Choosing the Right REIT

Given REITs’ already strong run, investors are wise to be choosy when selecting from among them today.

There are many good reasons to include real estate investment trusts (REITs) in a portfolio. For one, REITs generally pay attractive dividend yields of at least 3 percent, appealing to income seekers in today’s low-interest-rate environment. Moreover, they provide a hedge against inflation because rents often rise with inflation and the earnings are passed along to shareholders. REITs have recovered nicely over the past three years, after losing nearly 40 percent in value during the financial crisis in 2008.

Look At Sectors

Certain types of REITs, such as apartment REITs, led the recovery, as more investors bet on a strengthening residential rental market. Consider exploring other types of REITs that have not bounced back as fully from the downturn — such as REITs that invest in warehouses and distribution centers.

Check The “Net Asset Value.”

Analysts assess whether REITs are over- or underpriced by looking at the net asset value per share, or estimates of what their property portfolios are worth after subtracting debt. Since 1994, the average net asset value per share has been around 7 percent.

Think Globally

More REITs are investing internationally. While this doesn’t necessarily mean they are generating better returns, it makes sense to take a worldwide approach with real estate investing opportunities, as you would with stocks and bonds.

Assessing IPOs

History shows that initial public offerings (IPOs) often fail to live up to their hype. A University of Florida finance professor who studied them over a 40-year period — 1970 to 2010 — found that the stock prices of IPOs underperformed those of similarly sized firms by an average 3.3 percent per year during their first five years.1 Moreover, two-thirds of the companies that went public in 2011 traded below their offer price by the end of that year, according to Dealogic. Before investing in an IPO, carefully assess the opportunity, so you feel confident it’s worth the offer price.

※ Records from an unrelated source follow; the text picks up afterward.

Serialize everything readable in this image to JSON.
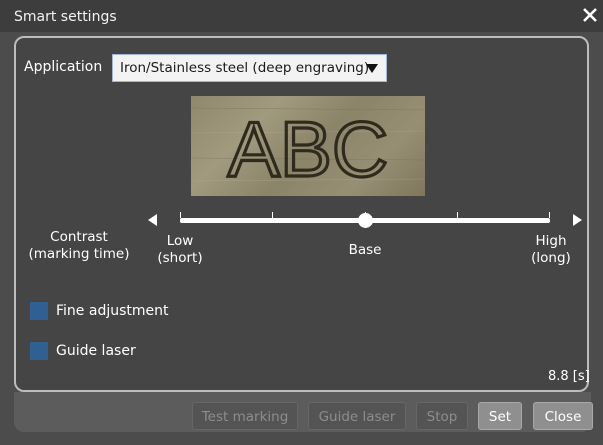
{
  "window": {
    "title": "Smart settings"
  },
  "application": {
    "label": "Application",
    "selected": "Iron/Stainless steel (deep engraving)"
  },
  "preview": {
    "sample_text": "ABC"
  },
  "contrast": {
    "label_line1": "Contrast",
    "label_line2": "(marking time)",
    "low_line1": "Low",
    "low_line2": "(short)",
    "base": "Base",
    "high_line1": "High",
    "high_line2": "(long)",
    "level": 0.5
  },
  "options": {
    "fine_adjustment": "Fine adjustment",
    "guide_laser": "Guide laser"
  },
  "marking_time": "8.8 [s]",
  "buttons": {
    "test_marking": "Test marking",
    "guide_laser": "Guide laser",
    "stop": "Stop",
    "set": "Set",
    "close": "Close"
  },
  "colors": {
    "checkbox": "#2f5f93",
    "window_bg": "#4c4c4c",
    "panel_bg": "#454545"
  }
}
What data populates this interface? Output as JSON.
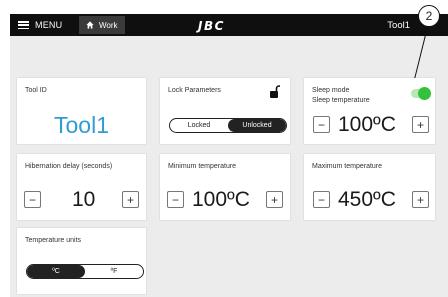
{
  "callout": "2",
  "topbar": {
    "menu_label": "MENU",
    "work_tab_label": "Work",
    "logo_text": "JBC",
    "tool_name": "Tool1"
  },
  "cards": {
    "tool_id": {
      "label": "Tool ID",
      "value": "Tool1"
    },
    "lock_parameters": {
      "label": "Lock Parameters",
      "options": [
        "Locked",
        "Unlocked"
      ],
      "selected": "Unlocked"
    },
    "sleep": {
      "label": "Sleep mode",
      "sublabel": "Sleep temperature",
      "toggle_on": true,
      "value": "100ºC"
    },
    "hibernation": {
      "label": "Hibernation delay (seconds)",
      "value": "10"
    },
    "min_temp": {
      "label": "Minimum temperature",
      "value": "100ºC"
    },
    "max_temp": {
      "label": "Maximum temperature",
      "value": "450ºC"
    },
    "units": {
      "label": "Temperature units",
      "options": [
        "ºC",
        "ºF"
      ],
      "selected": "ºC"
    }
  },
  "buttons": {
    "minus": "−",
    "plus": "+"
  },
  "colors": {
    "accent_blue": "#2f9cd6",
    "toggle_green": "#33c23a",
    "topbar": "#0f0f0f"
  }
}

  1. Understand The Business
    Do some research. How much market share does the company have? How does it make money? What’s the industry outlook? Does the management team seem solid?
  2. Review The Balance Sheet
    Cut through the hype and see if the company is financially solid. Check, for instance, whether the company is turning a profit — a good sign — and how much debt it carries compared to its revenue. You can find the company’s prospectus on EDGAR (, the federal government’s database on publicly traded companies. If you’re planning a major IPO investment, consider using an IPO research service that can provide a more thorough analysis of the company and its fair value.
  3. Consider The Risks
    Research has shown that many IPOs lag major stock indices in the companies’ first few years, some trading significantly below their offer price.

1 Ritter, Jay R., “Returns On IPOs During The Five Years After Issuing, For IPOs From 1970 – 2010,” University Of Florida, 2012.


This information is general in nature and is not intended to be legal, tax, or financial advice. Although Regions believes this information to be accurate, it cannot ensure that it will remain up to date. Statements or opinions of individuals referenced herein are their own—not Regions'. Consult an appropriate professional concerning your specific situation and for current tax rules. Regions, the Regions logo, and the LifeGreen bike are registered trademarks of Regions Bank. The LifeGreen color is a trademark of Regions Bank.